Sugar Cookies with Olive Oil, Orange, Almond and Cardamom

The ingredient list looks long, but the dough comes together quickly in one bowl. Note that the batter should chill 2 to 3 hours before baking. 

  • ½ cup (one stick) butter, melted and cooled (see note)
  • ½ cup olive oil
  • ½ cup powdered sugar, sifted
  • ½ cup granulated sugar
  • Grated zest of one orange
  • 1 large egg
  • 1 teaspoon vanilla extract
  • ¾ teaspoon almond extract
  • ½ teaspoon ground cardamom
  • 1 teaspoon cinnamon
  • 2 cups all-purpose flour
  • ¼ teaspoon baking soda
  • ½ teaspoon baking powder
  • ¾ teaspoon salt

For coating: 

  • ⅓ cup granulated sugar
  • 1 teaspoon cinnamon 
  • ½ teaspoon cardamom
  • Grated zest of one orange

1. In a medium bowl, gently mix together the melted butter, olive oil and both sugars. Stir in the orange zest, egg and extracts. Add the cardamom and cinnamon and mix until thoroughly blended. Add the flour, baking powder, baking soda and salt, and mix just until combined. 
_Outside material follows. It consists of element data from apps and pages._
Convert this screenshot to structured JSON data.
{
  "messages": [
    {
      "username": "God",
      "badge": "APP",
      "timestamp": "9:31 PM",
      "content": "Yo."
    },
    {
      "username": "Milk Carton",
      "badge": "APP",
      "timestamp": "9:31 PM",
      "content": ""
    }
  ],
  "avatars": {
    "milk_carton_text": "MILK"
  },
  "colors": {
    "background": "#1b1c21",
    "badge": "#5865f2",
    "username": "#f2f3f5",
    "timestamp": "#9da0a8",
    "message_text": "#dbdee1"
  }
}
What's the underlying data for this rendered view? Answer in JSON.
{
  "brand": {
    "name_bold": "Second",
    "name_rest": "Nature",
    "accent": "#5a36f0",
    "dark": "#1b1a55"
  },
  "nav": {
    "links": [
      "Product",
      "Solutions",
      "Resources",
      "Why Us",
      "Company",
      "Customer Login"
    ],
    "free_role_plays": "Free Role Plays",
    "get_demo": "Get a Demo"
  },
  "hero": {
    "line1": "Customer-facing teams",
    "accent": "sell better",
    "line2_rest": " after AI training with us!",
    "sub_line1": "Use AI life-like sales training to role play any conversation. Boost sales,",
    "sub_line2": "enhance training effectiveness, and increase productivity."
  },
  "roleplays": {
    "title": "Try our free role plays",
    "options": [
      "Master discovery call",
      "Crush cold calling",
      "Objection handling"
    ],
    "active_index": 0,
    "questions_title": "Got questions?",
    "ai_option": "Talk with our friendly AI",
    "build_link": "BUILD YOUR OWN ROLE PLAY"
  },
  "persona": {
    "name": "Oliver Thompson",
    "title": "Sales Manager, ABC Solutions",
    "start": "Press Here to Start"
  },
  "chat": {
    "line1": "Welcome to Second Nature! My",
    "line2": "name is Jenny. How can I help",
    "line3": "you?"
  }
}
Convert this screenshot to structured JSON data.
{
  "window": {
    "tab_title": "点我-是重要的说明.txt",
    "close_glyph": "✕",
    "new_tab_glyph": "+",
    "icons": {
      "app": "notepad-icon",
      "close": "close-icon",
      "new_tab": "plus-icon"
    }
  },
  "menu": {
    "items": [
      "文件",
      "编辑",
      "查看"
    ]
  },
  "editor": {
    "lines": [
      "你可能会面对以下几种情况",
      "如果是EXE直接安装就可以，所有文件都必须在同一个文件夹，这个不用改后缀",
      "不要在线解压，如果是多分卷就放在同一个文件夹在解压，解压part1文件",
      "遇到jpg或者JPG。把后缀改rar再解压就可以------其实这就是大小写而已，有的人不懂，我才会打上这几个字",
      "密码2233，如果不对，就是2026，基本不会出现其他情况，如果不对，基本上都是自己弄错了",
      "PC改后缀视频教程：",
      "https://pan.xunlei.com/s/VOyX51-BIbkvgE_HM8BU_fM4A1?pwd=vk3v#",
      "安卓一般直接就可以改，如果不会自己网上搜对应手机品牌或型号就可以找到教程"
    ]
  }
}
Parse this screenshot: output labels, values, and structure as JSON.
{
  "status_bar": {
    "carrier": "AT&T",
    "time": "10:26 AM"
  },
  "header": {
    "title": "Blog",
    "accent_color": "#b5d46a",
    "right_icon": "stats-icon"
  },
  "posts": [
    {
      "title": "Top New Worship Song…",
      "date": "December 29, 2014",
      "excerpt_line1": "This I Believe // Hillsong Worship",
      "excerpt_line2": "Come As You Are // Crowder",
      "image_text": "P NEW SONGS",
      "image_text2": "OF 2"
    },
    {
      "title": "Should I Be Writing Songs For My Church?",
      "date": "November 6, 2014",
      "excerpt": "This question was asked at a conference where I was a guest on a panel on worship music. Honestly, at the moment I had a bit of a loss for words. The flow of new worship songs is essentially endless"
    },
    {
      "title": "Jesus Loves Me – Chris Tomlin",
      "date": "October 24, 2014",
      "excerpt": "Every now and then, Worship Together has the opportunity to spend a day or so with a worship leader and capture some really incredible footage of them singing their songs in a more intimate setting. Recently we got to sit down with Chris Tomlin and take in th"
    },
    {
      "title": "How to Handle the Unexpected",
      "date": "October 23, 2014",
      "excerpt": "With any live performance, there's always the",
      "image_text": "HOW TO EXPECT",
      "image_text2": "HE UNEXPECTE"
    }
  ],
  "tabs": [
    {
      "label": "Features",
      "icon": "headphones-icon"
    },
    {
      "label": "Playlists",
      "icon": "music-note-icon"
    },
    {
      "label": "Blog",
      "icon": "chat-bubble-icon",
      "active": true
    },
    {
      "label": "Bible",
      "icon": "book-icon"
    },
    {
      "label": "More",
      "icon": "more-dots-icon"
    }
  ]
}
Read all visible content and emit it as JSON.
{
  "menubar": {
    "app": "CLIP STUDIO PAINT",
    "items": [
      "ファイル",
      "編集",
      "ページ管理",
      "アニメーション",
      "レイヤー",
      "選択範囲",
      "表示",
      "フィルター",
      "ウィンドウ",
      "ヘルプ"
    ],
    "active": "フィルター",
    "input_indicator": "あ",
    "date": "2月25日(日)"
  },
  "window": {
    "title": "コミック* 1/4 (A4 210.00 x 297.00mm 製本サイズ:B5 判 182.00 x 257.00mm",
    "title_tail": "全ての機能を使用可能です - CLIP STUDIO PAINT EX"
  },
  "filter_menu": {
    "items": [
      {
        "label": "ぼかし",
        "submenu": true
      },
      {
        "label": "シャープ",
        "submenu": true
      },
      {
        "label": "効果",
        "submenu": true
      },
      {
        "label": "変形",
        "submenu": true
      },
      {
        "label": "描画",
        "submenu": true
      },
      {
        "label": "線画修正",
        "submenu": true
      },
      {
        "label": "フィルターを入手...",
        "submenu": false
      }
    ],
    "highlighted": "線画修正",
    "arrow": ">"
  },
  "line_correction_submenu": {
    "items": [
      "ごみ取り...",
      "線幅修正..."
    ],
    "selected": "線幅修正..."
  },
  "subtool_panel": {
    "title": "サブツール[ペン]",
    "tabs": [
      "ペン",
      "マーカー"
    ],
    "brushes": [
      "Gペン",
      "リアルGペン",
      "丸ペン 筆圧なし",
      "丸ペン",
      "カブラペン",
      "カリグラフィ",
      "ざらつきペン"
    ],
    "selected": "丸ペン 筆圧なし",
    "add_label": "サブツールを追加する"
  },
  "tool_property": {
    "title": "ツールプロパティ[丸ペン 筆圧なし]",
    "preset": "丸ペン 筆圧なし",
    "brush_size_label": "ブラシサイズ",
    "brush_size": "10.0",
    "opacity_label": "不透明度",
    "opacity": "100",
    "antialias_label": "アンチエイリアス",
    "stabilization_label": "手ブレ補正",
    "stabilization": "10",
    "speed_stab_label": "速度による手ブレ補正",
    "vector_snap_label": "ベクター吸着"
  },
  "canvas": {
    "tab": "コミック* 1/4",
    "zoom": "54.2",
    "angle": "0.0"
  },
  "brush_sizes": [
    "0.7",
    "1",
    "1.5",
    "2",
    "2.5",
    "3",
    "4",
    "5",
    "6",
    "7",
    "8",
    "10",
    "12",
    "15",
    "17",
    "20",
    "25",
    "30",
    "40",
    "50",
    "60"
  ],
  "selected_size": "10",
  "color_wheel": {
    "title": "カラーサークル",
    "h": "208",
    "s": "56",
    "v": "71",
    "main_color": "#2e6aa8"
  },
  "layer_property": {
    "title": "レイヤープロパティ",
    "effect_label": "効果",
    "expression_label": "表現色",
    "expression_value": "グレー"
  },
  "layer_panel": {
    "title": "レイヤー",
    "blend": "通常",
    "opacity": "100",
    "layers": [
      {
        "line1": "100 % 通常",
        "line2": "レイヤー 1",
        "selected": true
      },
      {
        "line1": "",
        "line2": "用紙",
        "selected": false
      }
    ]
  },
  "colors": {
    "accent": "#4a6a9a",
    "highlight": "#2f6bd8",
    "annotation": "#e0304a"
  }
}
2. Cover bowl and transfer to the refrigerator. Allow to chill for 2 to 3 hours; overnight is also fine. 

3. When ready to bake, heat oven to 350 degrees. Grease a baking sheet or line it with parchment or a silpat liner. Prepare the coating: In a shallow dish, mix together all the ingredients, using your fingertips to break up and integrate the zest if needed.

4. Using a tablespoon-size scoop or kitchen spoon, scoop out the batter, roll it into a ball, then roll it in the coating. Place on baking sheet, flattening slightly with the heel of your hand. To make a sunburst pattern (optional), press the tip of a small wire whisk into the surface of the cookie dough, rotating slightly. Repeat with remaining dough. Bake 12 to 14 minutes, or until just beginning to brown at edges. 

Note: To quickly prepare melted, cooled butter, place cut butter pieces in a small pan over low heat until about half melted. Turn off heat and allow the remaining butter to soften in the warmth of the liquefied butter, stirring occasionally. The solid pieces will cool the mixture as they melt.

Behind The Story

Type: Opinion

Opinion: Advocates for ideas and draws conclusions based on the author/producer’s interpretation of facts and data.

The Philipstown resident has been nominated for two national James Beard awards for food writing, including for her column in The Current. Location: Cold Spring. Languages: English. Area of Expertise: Food